    Agreed. I’ve been opposed to the DH since it was instigated, but I’ve come around. I’ve always thought it silly to have AL and NL with different rules. I wouldn’t use Votto there; he continues to be a great 1st-baseman. Good place for Winker or Castellanos. Never thought I’d say it, but bring on the DH.

  11. earl

    I got a feeling you are going to see some definite contraction in pro sports. Minor league baseball is the thing that is going to get really decimated out of this thing as MLB was already ready to take an axe to the system.

    Considering the headstrong nature of the baseball players union, I got a feeling they might try to not play ball with this setup. Already a bunch of players saying having to go to some other state to play for a few months is a non-starter.

    Then again MLB and the players have been choking out the golden goose for 30+ years, I think it is just a matter of time before the soft middle of the league falls in.

    I don’t see why any kid growing up now in Cincy would even want to be a fan of the Reds (or Pirates or Orioles or Marlins or Padres). I was a kid when the Big Red Machine happened and in college when they won it in 1990. They have been mostly bad for decades and I think there is some real rot in the fan base that isn’t going to grow back unless they get lucky and somehow have another big team that captures the imagination.
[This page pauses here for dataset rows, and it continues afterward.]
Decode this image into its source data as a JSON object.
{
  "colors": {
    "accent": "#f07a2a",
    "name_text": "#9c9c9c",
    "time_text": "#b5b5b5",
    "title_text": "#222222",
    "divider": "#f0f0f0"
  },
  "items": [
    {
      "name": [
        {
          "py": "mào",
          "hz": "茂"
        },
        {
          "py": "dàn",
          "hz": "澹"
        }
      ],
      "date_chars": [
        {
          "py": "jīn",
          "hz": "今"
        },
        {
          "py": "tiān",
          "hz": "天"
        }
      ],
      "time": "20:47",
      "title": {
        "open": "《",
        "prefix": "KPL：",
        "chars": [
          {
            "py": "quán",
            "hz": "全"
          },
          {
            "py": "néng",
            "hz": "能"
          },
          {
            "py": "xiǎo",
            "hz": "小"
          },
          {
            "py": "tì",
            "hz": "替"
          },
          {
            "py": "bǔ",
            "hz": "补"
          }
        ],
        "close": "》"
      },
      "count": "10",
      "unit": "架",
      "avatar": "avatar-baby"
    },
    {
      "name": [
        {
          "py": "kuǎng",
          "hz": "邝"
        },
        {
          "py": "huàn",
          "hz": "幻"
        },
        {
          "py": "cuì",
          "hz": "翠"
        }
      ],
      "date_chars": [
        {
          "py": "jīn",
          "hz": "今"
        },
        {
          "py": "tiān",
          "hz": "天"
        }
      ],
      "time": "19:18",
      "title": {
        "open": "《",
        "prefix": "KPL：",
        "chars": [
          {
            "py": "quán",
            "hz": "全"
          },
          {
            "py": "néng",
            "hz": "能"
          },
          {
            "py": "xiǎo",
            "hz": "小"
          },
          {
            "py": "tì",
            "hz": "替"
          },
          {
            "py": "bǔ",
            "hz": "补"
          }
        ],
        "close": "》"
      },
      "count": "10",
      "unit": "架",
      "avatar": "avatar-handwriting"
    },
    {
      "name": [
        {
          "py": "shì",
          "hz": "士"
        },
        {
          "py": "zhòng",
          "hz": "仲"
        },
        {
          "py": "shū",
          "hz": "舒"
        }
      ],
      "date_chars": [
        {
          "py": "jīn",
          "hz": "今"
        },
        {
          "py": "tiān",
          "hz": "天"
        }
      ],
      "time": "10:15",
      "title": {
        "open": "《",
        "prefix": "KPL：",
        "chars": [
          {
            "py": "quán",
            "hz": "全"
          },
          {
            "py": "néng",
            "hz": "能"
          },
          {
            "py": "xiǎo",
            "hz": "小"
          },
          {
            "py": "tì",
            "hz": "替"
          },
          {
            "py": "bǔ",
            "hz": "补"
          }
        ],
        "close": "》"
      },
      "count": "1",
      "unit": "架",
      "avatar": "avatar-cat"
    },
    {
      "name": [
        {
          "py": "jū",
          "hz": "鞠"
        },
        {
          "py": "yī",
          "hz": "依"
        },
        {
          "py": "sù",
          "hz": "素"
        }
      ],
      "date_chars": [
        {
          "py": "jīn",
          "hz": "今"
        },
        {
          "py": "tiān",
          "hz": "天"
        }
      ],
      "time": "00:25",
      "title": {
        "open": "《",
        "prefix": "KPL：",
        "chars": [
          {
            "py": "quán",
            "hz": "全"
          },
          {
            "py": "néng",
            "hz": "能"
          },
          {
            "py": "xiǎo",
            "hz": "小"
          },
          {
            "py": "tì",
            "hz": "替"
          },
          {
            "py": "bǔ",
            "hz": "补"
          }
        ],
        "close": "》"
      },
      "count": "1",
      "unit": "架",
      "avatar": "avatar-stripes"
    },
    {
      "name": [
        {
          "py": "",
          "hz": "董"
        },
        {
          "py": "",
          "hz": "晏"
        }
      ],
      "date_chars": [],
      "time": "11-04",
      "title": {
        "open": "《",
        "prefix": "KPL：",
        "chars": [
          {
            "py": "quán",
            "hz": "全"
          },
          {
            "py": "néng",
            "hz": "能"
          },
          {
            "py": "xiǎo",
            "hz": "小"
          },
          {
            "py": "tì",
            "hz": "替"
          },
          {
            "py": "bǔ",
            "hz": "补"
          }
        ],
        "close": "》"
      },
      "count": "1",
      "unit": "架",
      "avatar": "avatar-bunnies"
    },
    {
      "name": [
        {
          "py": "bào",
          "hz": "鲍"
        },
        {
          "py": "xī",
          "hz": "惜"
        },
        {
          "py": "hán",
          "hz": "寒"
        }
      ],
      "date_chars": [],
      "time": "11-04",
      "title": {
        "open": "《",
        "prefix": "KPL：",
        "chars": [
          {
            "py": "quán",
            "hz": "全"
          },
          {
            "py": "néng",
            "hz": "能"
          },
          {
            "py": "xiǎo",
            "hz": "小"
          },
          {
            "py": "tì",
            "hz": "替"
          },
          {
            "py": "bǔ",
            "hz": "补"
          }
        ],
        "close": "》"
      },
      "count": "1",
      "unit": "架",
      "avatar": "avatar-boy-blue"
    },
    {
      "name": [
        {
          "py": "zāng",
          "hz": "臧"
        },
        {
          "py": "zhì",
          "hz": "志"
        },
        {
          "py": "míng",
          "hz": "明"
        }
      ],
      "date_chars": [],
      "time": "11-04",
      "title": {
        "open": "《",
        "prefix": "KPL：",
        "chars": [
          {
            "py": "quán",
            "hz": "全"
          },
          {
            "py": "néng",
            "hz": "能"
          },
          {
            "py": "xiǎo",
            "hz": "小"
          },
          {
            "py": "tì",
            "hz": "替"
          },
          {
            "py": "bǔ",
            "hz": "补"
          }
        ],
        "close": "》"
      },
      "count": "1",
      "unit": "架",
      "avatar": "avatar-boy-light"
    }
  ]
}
Wacky uneven management of baseball is going to make sure that never happens again.

    I’ll still follow it, but I think pro baseball is more tenuous than people realize.